I began with no idea. So I looked through a lot of book covers in the genre that would best fit the book, but found nothing that seemed right. There are very few contemporary fiction books with a multicultural slant. The next thing I did was skim through countless images in stock photo sites like Shutterfly. Nothing. When I changed the title, I decided an image with mangos or a tree might work.
Who is your cover designer and how did you find him/her?
The current book cover on Amazon is a premade cover I got on bookcoverzone.com. I thought it fitted the mood of the book with the tree and a yellow moon behind it. I requested a professional graphic designer on fiverr.com to do a cover. She’ll be done in time for the release date and I’ll have to decide if I’ll change to that cover or not. I rather like the one I got from bookcoverzone.com.
Before I went searching, I contacted two book cover designers who’ve done my previous books. They’re both very busy, it seems, because they never responded to my request. It did say on the website of one of them that she’s not accepting work for new custom-made covers at the moment.
How was your experience working with the designer?
The designers I’ve worked with have been responsive. That’s why I contacted the two I’ve worked with in the past.
What has been the readers’ response to your cover?
I don’t know. As of this writing, the book hasn’t been released although it’s already up on Amazon for pre-order.
What tips would you give to authors who are looking for a cover designer?
Always start skimming through covers in your genre. Trends do change, though. It seems that graphics age gaining popularity again.

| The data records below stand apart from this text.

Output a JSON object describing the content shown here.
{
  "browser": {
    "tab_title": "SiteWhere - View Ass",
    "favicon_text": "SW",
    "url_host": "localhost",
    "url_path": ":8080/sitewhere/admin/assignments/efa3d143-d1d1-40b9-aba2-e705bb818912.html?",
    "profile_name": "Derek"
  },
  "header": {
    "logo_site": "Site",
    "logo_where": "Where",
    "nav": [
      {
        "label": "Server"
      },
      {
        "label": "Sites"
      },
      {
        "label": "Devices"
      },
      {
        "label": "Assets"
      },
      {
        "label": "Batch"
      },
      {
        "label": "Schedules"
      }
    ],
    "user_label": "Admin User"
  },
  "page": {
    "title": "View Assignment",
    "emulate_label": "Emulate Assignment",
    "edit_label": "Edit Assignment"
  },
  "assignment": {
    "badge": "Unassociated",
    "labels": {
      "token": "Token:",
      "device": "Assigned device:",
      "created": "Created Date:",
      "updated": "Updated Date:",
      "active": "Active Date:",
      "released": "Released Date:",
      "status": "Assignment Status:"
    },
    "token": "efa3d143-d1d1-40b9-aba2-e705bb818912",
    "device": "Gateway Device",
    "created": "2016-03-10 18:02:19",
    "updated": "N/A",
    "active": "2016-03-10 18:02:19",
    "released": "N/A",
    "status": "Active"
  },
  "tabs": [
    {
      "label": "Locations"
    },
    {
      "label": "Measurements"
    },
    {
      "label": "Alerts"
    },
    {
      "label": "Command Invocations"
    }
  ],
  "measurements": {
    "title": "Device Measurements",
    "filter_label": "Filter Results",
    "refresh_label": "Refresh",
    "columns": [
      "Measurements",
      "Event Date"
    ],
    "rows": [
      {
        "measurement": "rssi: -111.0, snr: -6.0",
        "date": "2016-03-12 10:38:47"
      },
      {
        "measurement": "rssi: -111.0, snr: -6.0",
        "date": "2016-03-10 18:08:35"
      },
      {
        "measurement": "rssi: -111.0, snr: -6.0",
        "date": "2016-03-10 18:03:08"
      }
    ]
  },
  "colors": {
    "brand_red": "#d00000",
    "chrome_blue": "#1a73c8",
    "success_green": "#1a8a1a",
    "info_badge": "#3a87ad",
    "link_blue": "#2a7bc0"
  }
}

Anything else you’d like to say about your book?
No. Just thanks for having my latest book on your blog.